  • Periodizing Fascism—Over the near century of its existence we can identify three major phases of fascist development–Classical, (1923–1945) Cold War (1945–1991) and 21st Century (2001—present). The gap between 1991 and 2001 is an interregnum. It would be useful to take a page from Regis Debray’s 2007 New Left Review article “Socialism: A Life Cycle” and map fascism along similar lines.
  • Positive Patriotism, Negative Nationalism—The ‘populism’ of the Pink Tide is not exportable to the capitalist core, where it must contend with a political geography of white nationalism. In other words, there is no positive patriotism possible here or in Europe without negative nationalism. Witness the limits of celebrity atheletes refusing to pledge allegience. Podemos and La France Insoumise, Laclau and Mouffe, Corbynites and Democratic Socialists of America all essentially trade the Internationale for the Tricolor with predictable results: fascism continues its long march through the institutions that constitute its natural habitat.

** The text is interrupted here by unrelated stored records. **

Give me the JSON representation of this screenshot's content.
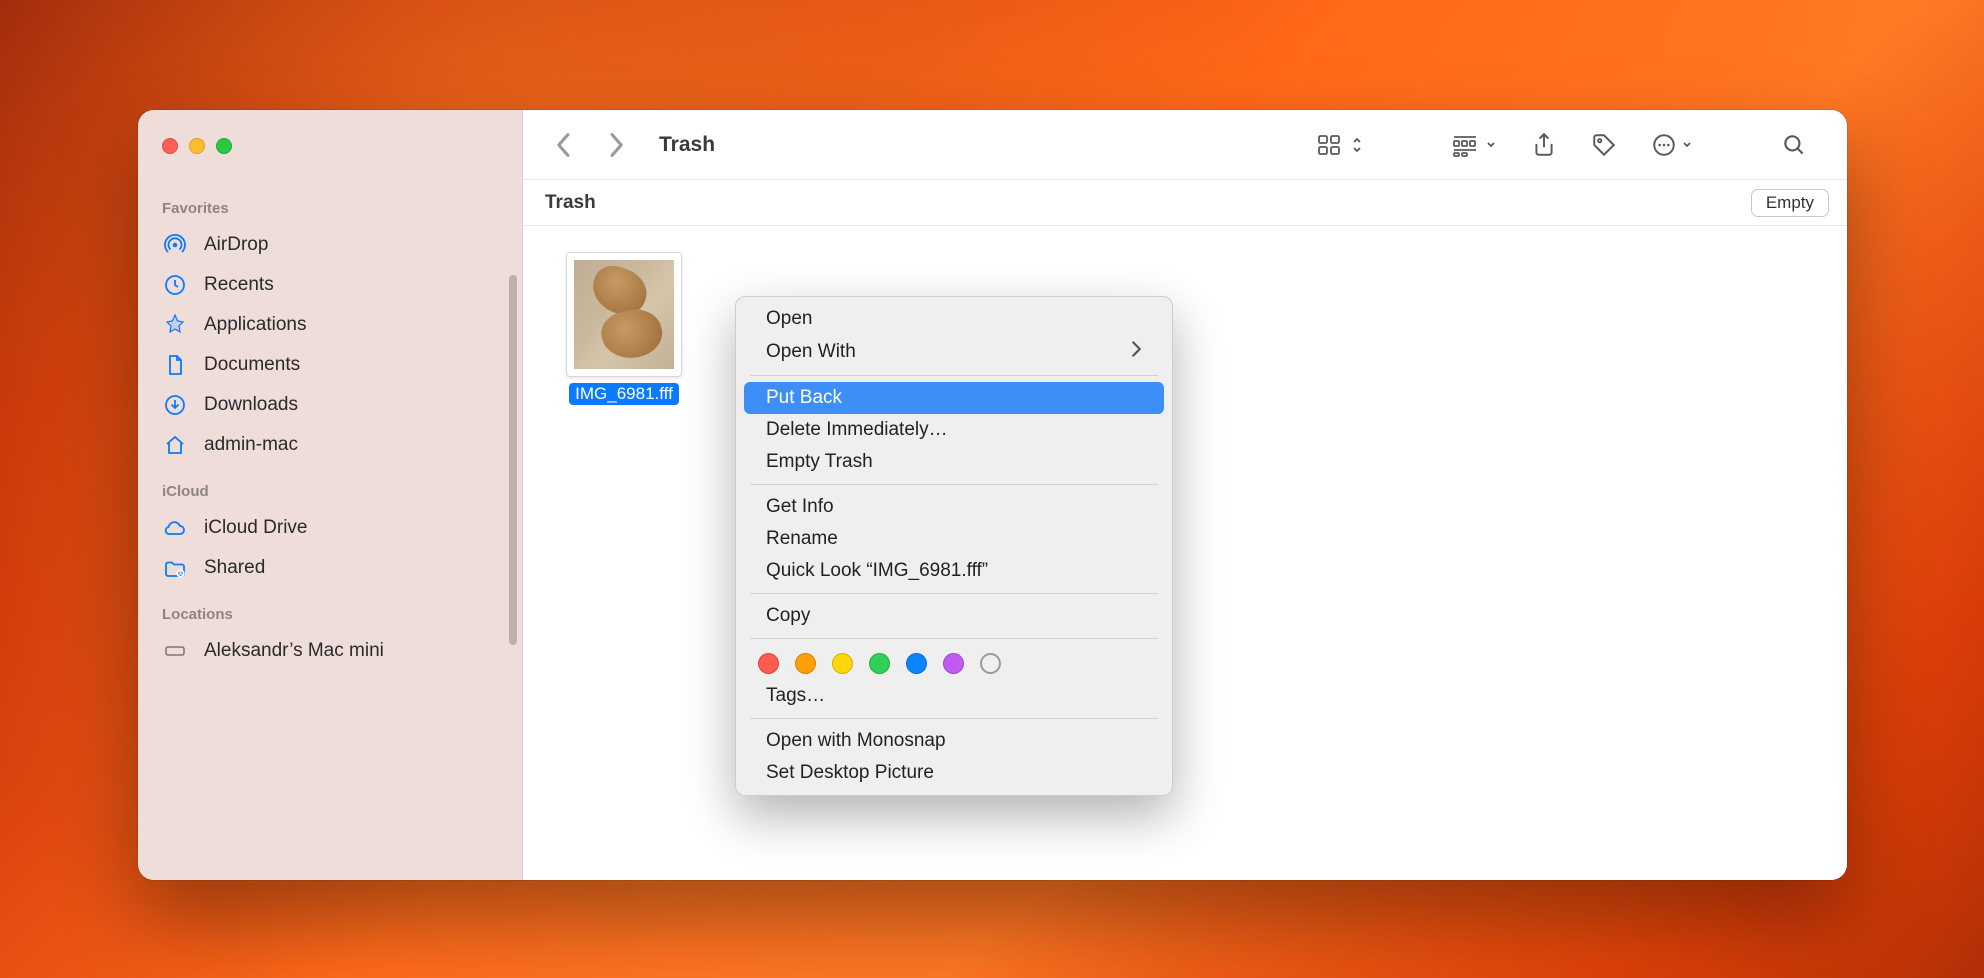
{
  "window": {
    "title": "Trash",
    "path_label": "Trash",
    "empty_button": "Empty"
  },
  "sidebar": {
    "sections": {
      "favorites": {
        "label": "Favorites",
        "items": [
          {
            "icon": "airdrop-icon",
            "label": "AirDrop"
          },
          {
            "icon": "clock-icon",
            "label": "Recents"
          },
          {
            "icon": "apps-icon",
            "label": "Applications"
          },
          {
            "icon": "doc-icon",
            "label": "Documents"
          },
          {
            "icon": "download-icon",
            "label": "Downloads"
          },
          {
            "icon": "home-icon",
            "label": "admin-mac"
          }
        ]
      },
      "icloud": {
        "label": "iCloud",
        "items": [
          {
            "icon": "cloud-icon",
            "label": "iCloud Drive"
          },
          {
            "icon": "shared-icon",
            "label": "Shared"
          }
        ]
      },
      "locations": {
        "label": "Locations",
        "items": [
          {
            "icon": "machine-icon",
            "label": "Aleksandr’s Mac mini"
          }
        ]
      }
    }
  },
  "files": {
    "selected": {
      "name": "IMG_6981.fff"
    }
  },
  "context_menu": {
    "items": [
      {
        "label": "Open",
        "type": "item"
      },
      {
        "label": "Open With",
        "type": "submenu"
      },
      {
        "type": "separator"
      },
      {
        "label": "Put Back",
        "type": "item",
        "highlighted": true
      },
      {
        "label": "Delete Immediately…",
        "type": "item"
      },
      {
        "label": "Empty Trash",
        "type": "item"
      },
      {
        "type": "separator"
      },
      {
        "label": "Get Info",
        "type": "item"
      },
      {
        "label": "Rename",
        "type": "item"
      },
      {
        "label": "Quick Look “IMG_6981.fff”",
        "type": "item"
      },
      {
        "type": "separator"
      },
      {
        "label": "Copy",
        "type": "item"
      },
      {
        "type": "separator"
      },
      {
        "type": "tags",
        "colors": [
          "#ff5b50",
          "#ff9f0a",
          "#ffd60a",
          "#30d158",
          "#0a84ff",
          "#bf5af2",
          "none"
        ]
      },
      {
        "label": "Tags…",
        "type": "item"
      },
      {
        "type": "separator"
      },
      {
        "label": "Open with Monosnap",
        "type": "item"
      },
      {
        "label": "Set Desktop Picture",
        "type": "item"
      }
    ]
  }
}
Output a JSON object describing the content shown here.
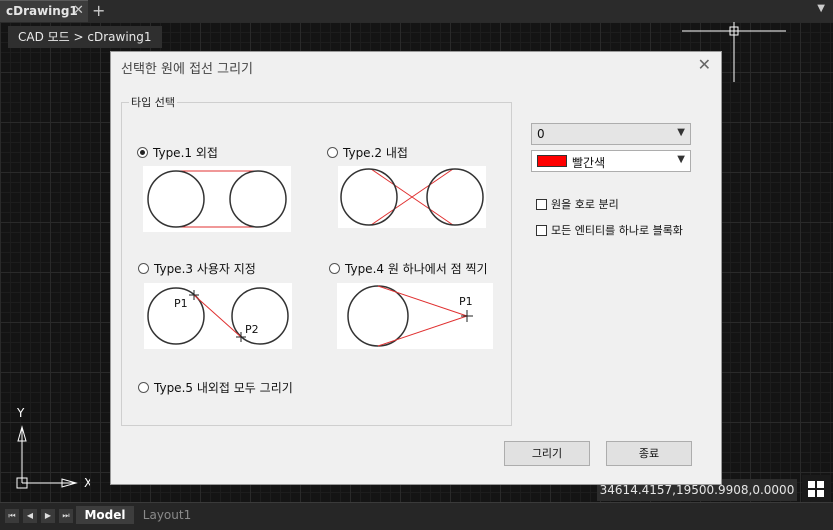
{
  "tabs": {
    "document_tab": "cDrawing1",
    "close_glyph": "✕",
    "add_glyph": "+",
    "menu_glyph": "▼"
  },
  "breadcrumb": "CAD 모드 > cDrawing1",
  "ucs": {
    "y": "Y",
    "x": "X"
  },
  "status": {
    "coords": "34614.4157,19500.9908,0.0000",
    "model_tab": "Model",
    "layout_tab": "Layout1",
    "nav": [
      "⏮",
      "◀",
      "▶",
      "⏭"
    ]
  },
  "dialog": {
    "title": "선택한 원에 접선 그리기",
    "close_glyph": "✕",
    "group_label": "타입 선택",
    "options": [
      {
        "label": "Type.1 외접",
        "checked": true
      },
      {
        "label": "Type.2 내접",
        "checked": false
      },
      {
        "label": "Type.3 사용자 지정",
        "checked": false
      },
      {
        "label": "Type.4 원 하나에서 점 찍기",
        "checked": false
      },
      {
        "label": "Type.5 내외접 모두 그리기",
        "checked": false
      }
    ],
    "point_labels": {
      "p1": "P1",
      "p2": "P2"
    },
    "layer_value": "0",
    "color_value": "빨간색",
    "color_swatch": "#ff0000",
    "checkboxes": [
      "원을 호로 분리",
      "모든 엔티티를 하나로 블록화"
    ],
    "draw_button": "그리기",
    "close_button": "종료"
  }
}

  • Fascism and the Zombie Horde—No, no, no. The zombies are us. They are always us. From George Romero’s Night of the Living Dead to the most complete expression of the zombie horror sub genre, World War Z, the zombies are us—its what happens to everyone who tries to exist outside of market relations—you die.
  • Populism Here, Populism There, Populism Everywhere—Toss that fetid word-salad into the garbage. Originally mixed by cold war-era sociologists and political scientists, the term ‘populism’ is what you get when you no longer believe in a subject called ‘the people’. It refers to everything, therefore can explain nothing and has its utility limited to telling us something about the political baggage of who is using the term rather than anything about any referent it claims to denote.

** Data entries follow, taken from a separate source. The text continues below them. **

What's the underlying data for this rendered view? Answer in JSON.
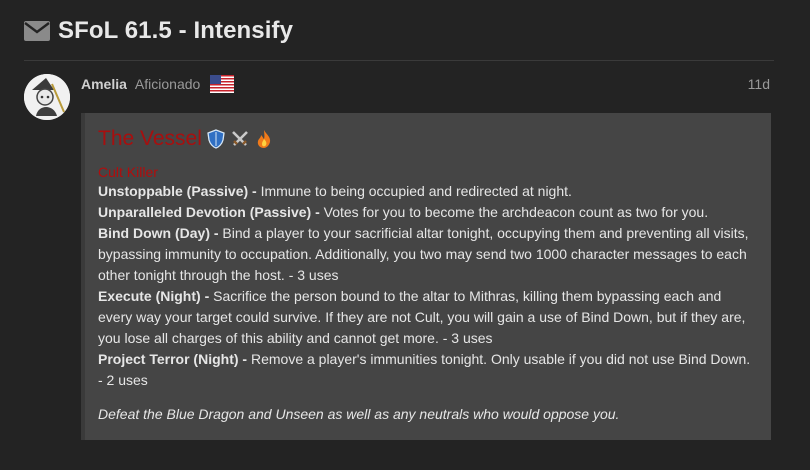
{
  "topic": {
    "title": "SFoL 61.5 - Intensify",
    "icon": "envelope-icon"
  },
  "post": {
    "username": "Amelia",
    "user_title": "Aficionado",
    "flag": "us-flag-icon",
    "age": "11d",
    "role_card": {
      "role_name": "The Vessel",
      "emojis": [
        "shield-emoji",
        "crossed-swords-emoji",
        "fire-emoji"
      ],
      "alignment": "Cult Killer",
      "abilities": [
        {
          "name": "Unstoppable (Passive) -",
          "text": " Immune to being occupied and redirected at night."
        },
        {
          "name": "Unparalleled Devotion (Passive) -",
          "text": " Votes for you to become the archdeacon count as two for you."
        },
        {
          "name": "Bind Down (Day) -",
          "text": " Bind a player to your sacrificial altar tonight, occupying them and preventing all visits, bypassing immunity to occupation. Additionally, you two may send two 1000 character messages to each other tonight through the host. - 3 uses"
        },
        {
          "name": "Execute (Night) -",
          "text": " Sacrifice the person bound to the altar to Mithras, killing them bypassing each and every way your target could survive. If they are not Cult, you will gain a use of Bind Down, but if they are, you lose all charges of this ability and cannot get more. - 3 uses"
        },
        {
          "name": "Project Terror (Night) -",
          "text": " Remove a player's immunities tonight. Only usable if you did not use Bind Down. - 2 uses"
        }
      ],
      "win_condition": "Defeat the Blue Dragon and Unseen as well as any neutrals who would oppose you."
    }
  },
  "colors": {
    "background": "#232323",
    "card": "#454545",
    "role_red": "#a70f0f"
  }
}
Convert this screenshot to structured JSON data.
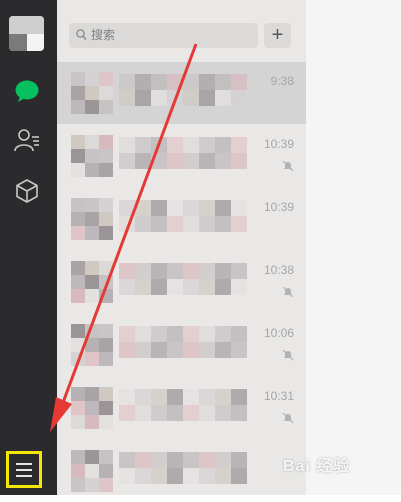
{
  "search": {
    "placeholder": "搜索"
  },
  "add_button_label": "+",
  "chats": [
    {
      "time": "9:38",
      "muted": false,
      "selected": true
    },
    {
      "time": "10:39",
      "muted": true,
      "selected": false
    },
    {
      "time": "10:39",
      "muted": false,
      "selected": false
    },
    {
      "time": "10:38",
      "muted": true,
      "selected": false
    },
    {
      "time": "10:06",
      "muted": true,
      "selected": false
    },
    {
      "time": "10:31",
      "muted": true,
      "selected": false
    },
    {
      "time": "",
      "muted": false,
      "selected": false
    }
  ],
  "watermark": "Bai 经验",
  "colors": {
    "sidebar": "#2b2b2d",
    "chat_icon_active": "#07c160",
    "highlight_box": "#f5e800",
    "arrow": "#e53935"
  },
  "icons": [
    "chat-icon",
    "contacts-icon",
    "favorites-icon",
    "menu-icon",
    "search-icon",
    "mute-bell-icon"
  ]
}
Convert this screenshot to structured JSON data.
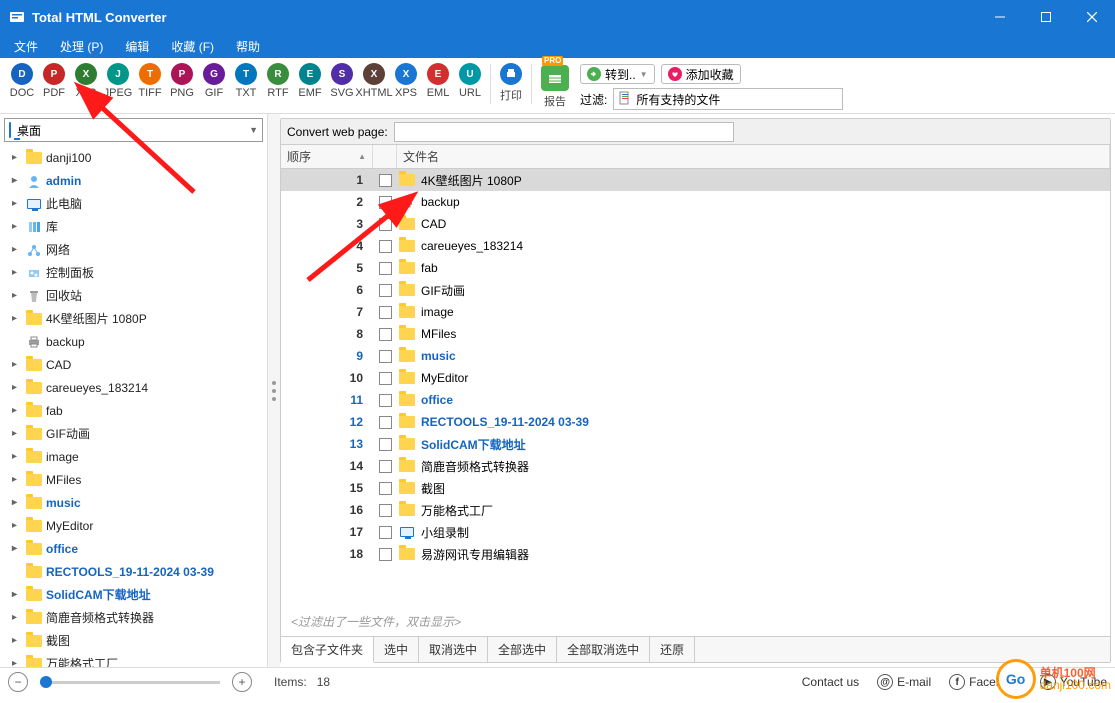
{
  "title": "Total HTML Converter",
  "menubar": [
    "文件",
    "处理 (P)",
    "编辑",
    "收藏 (F)",
    "帮助"
  ],
  "toolbar": {
    "formats": [
      {
        "label": "DOC",
        "color": "#1565C0"
      },
      {
        "label": "PDF",
        "color": "#C62828"
      },
      {
        "label": "XLS",
        "color": "#2E7D32"
      },
      {
        "label": "JPEG",
        "color": "#009688"
      },
      {
        "label": "TIFF",
        "color": "#EF6C00"
      },
      {
        "label": "PNG",
        "color": "#AD1457"
      },
      {
        "label": "GIF",
        "color": "#6A1B9A"
      },
      {
        "label": "TXT",
        "color": "#0277BD"
      },
      {
        "label": "RTF",
        "color": "#388E3C"
      },
      {
        "label": "EMF",
        "color": "#00838F"
      },
      {
        "label": "SVG",
        "color": "#512DA8"
      },
      {
        "label": "XHTML",
        "color": "#5D4037"
      },
      {
        "label": "XPS",
        "color": "#1976D2"
      },
      {
        "label": "EML",
        "color": "#D32F2F"
      },
      {
        "label": "URL",
        "color": "#0097A7"
      }
    ],
    "print": "打印",
    "report": {
      "badge": "PRO",
      "label": "报告"
    },
    "goto": "转到..",
    "addfav": "添加收藏",
    "filter_label": "过滤:",
    "filter_value": "所有支持的文件"
  },
  "tree": {
    "root": "桌面",
    "items": [
      {
        "label": "danji100",
        "type": "folder",
        "exp": true,
        "bold": false
      },
      {
        "label": "admin",
        "type": "user",
        "exp": true,
        "bold": true
      },
      {
        "label": "此电脑",
        "type": "pc",
        "exp": true,
        "bold": false
      },
      {
        "label": "库",
        "type": "lib",
        "exp": true,
        "bold": false
      },
      {
        "label": "网络",
        "type": "net",
        "exp": true,
        "bold": false
      },
      {
        "label": "控制面板",
        "type": "cpanel",
        "exp": true,
        "bold": false
      },
      {
        "label": "回收站",
        "type": "bin",
        "exp": true,
        "bold": false
      },
      {
        "label": "4K壁纸图片 1080P",
        "type": "folder",
        "exp": true,
        "bold": false
      },
      {
        "label": "backup",
        "type": "printer",
        "exp": false,
        "bold": false
      },
      {
        "label": "CAD",
        "type": "folder",
        "exp": true,
        "bold": false
      },
      {
        "label": "careueyes_183214",
        "type": "folder",
        "exp": true,
        "bold": false
      },
      {
        "label": "fab",
        "type": "folder",
        "exp": true,
        "bold": false
      },
      {
        "label": "GIF动画",
        "type": "folder",
        "exp": true,
        "bold": false
      },
      {
        "label": "image",
        "type": "folder",
        "exp": true,
        "bold": false
      },
      {
        "label": "MFiles",
        "type": "folder",
        "exp": true,
        "bold": false
      },
      {
        "label": "music",
        "type": "folder",
        "exp": true,
        "bold": true
      },
      {
        "label": "MyEditor",
        "type": "folder",
        "exp": true,
        "bold": false
      },
      {
        "label": "office",
        "type": "folder",
        "exp": true,
        "bold": true
      },
      {
        "label": "RECTOOLS_19-11-2024 03-39",
        "type": "folder",
        "exp": false,
        "bold": true
      },
      {
        "label": "SolidCAM下载地址",
        "type": "folder",
        "exp": true,
        "bold": true
      },
      {
        "label": "简鹿音频格式转换器",
        "type": "folder",
        "exp": true,
        "bold": false
      },
      {
        "label": "截图",
        "type": "folder",
        "exp": true,
        "bold": false
      },
      {
        "label": "万能格式工厂",
        "type": "folder",
        "exp": true,
        "bold": false
      }
    ]
  },
  "panel": {
    "convert_label": "Convert web page:",
    "convert_value": "",
    "headers": {
      "order": "顺序",
      "filename": "文件名"
    },
    "rows": [
      {
        "idx": 1,
        "name": "4K壁纸图片 1080P",
        "type": "folder",
        "blue": false,
        "sel": true
      },
      {
        "idx": 2,
        "name": "backup",
        "type": "printer",
        "blue": false
      },
      {
        "idx": 3,
        "name": "CAD",
        "type": "folder",
        "blue": false
      },
      {
        "idx": 4,
        "name": "careueyes_183214",
        "type": "folder",
        "blue": false
      },
      {
        "idx": 5,
        "name": "fab",
        "type": "folder",
        "blue": false
      },
      {
        "idx": 6,
        "name": "GIF动画",
        "type": "folder",
        "blue": false
      },
      {
        "idx": 7,
        "name": "image",
        "type": "folder",
        "blue": false
      },
      {
        "idx": 8,
        "name": "MFiles",
        "type": "folder",
        "blue": false
      },
      {
        "idx": 9,
        "name": "music",
        "type": "folder",
        "blue": true
      },
      {
        "idx": 10,
        "name": "MyEditor",
        "type": "folder",
        "blue": false
      },
      {
        "idx": 11,
        "name": "office",
        "type": "folder",
        "blue": true
      },
      {
        "idx": 12,
        "name": "RECTOOLS_19-11-2024 03-39",
        "type": "folder",
        "blue": true
      },
      {
        "idx": 13,
        "name": "SolidCAM下载地址",
        "type": "folder",
        "blue": true
      },
      {
        "idx": 14,
        "name": "简鹿音频格式转换器",
        "type": "folder",
        "blue": false
      },
      {
        "idx": 15,
        "name": "截图",
        "type": "folder",
        "blue": false
      },
      {
        "idx": 16,
        "name": "万能格式工厂",
        "type": "folder",
        "blue": false
      },
      {
        "idx": 17,
        "name": "小组录制",
        "type": "monitor",
        "blue": false
      },
      {
        "idx": 18,
        "name": "易游网讯专用编辑器",
        "type": "folder",
        "blue": false
      }
    ],
    "filter_note": "<过滤出了一些文件，双击显示>",
    "bottombar": [
      "包含子文件夹",
      "选中",
      "取消选中",
      "全部选中",
      "全部取消选中",
      "还原"
    ]
  },
  "footer": {
    "items_label": "Items:",
    "items_count": "18",
    "contact": "Contact us",
    "email": "E-mail",
    "facebook": "Facebook",
    "youtube": "YouTube"
  },
  "watermark": {
    "t1": "单机100网",
    "t2": "danji100.com"
  }
}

  • GOT Und Uber—How one cultural touchstone, the blood and soil soap opera, Game of Thrones and an economic one, the global ride share behemoth Uber, prefigure the rise of Donald Trump.